>>>

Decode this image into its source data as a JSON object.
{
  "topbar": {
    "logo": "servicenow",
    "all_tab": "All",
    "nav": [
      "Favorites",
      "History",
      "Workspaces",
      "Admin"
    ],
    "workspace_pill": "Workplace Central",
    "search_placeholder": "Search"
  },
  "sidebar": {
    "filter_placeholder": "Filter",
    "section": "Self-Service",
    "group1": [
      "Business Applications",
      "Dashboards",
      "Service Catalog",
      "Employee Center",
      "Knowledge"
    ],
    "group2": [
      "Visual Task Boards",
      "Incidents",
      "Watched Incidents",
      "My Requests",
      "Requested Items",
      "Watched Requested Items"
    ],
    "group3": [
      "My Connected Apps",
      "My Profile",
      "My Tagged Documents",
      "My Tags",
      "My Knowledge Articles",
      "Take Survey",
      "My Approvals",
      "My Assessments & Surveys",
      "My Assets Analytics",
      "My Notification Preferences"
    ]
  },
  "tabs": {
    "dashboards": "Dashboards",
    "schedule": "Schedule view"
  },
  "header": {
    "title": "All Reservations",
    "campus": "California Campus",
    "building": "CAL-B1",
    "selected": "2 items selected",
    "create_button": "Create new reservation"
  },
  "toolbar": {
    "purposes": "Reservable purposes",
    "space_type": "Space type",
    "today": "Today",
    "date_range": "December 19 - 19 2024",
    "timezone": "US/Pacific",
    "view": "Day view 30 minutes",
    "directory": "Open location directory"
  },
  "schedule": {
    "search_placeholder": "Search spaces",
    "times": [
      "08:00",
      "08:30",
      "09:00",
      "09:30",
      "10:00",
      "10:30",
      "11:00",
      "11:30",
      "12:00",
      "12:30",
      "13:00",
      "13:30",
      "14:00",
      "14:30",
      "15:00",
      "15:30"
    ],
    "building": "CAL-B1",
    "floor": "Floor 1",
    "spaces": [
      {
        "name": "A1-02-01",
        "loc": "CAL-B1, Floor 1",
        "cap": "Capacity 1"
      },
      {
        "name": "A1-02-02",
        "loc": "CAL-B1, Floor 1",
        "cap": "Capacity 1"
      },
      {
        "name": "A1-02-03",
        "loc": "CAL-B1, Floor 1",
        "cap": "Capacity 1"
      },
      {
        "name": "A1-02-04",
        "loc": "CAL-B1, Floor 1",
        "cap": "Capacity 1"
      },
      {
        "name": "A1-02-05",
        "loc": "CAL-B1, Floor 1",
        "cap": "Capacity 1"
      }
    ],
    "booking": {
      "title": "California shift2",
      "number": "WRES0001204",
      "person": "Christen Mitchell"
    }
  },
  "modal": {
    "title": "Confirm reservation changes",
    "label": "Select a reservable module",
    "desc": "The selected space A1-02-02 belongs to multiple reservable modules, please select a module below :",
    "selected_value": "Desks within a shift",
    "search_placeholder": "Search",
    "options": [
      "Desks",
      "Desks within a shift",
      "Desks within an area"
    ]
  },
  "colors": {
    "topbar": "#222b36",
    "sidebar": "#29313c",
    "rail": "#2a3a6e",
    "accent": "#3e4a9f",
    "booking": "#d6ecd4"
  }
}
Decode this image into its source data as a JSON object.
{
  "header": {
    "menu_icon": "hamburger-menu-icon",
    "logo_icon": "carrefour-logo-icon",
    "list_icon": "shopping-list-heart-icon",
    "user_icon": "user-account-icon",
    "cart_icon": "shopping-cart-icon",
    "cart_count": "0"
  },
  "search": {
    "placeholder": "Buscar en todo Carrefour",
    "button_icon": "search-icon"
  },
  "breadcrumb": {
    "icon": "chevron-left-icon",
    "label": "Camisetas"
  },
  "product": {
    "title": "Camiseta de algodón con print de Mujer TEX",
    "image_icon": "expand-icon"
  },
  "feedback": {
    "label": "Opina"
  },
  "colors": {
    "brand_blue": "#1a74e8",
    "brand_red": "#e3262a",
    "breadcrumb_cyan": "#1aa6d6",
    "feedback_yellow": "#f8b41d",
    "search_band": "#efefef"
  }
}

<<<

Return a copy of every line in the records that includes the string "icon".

WRITTEN ANSWER:
    "menu_icon": "hamburger-menu-icon",
    "logo_icon": "carrefour-logo-icon",
    "list_icon": "shopping-list-heart-icon",
    "user_icon": "user-account-icon",
    "cart_icon": "shopping-cart-icon",
    "button_icon": "search-icon"
    "icon": "chevron-left-icon",
    "image_icon": "expand-icon"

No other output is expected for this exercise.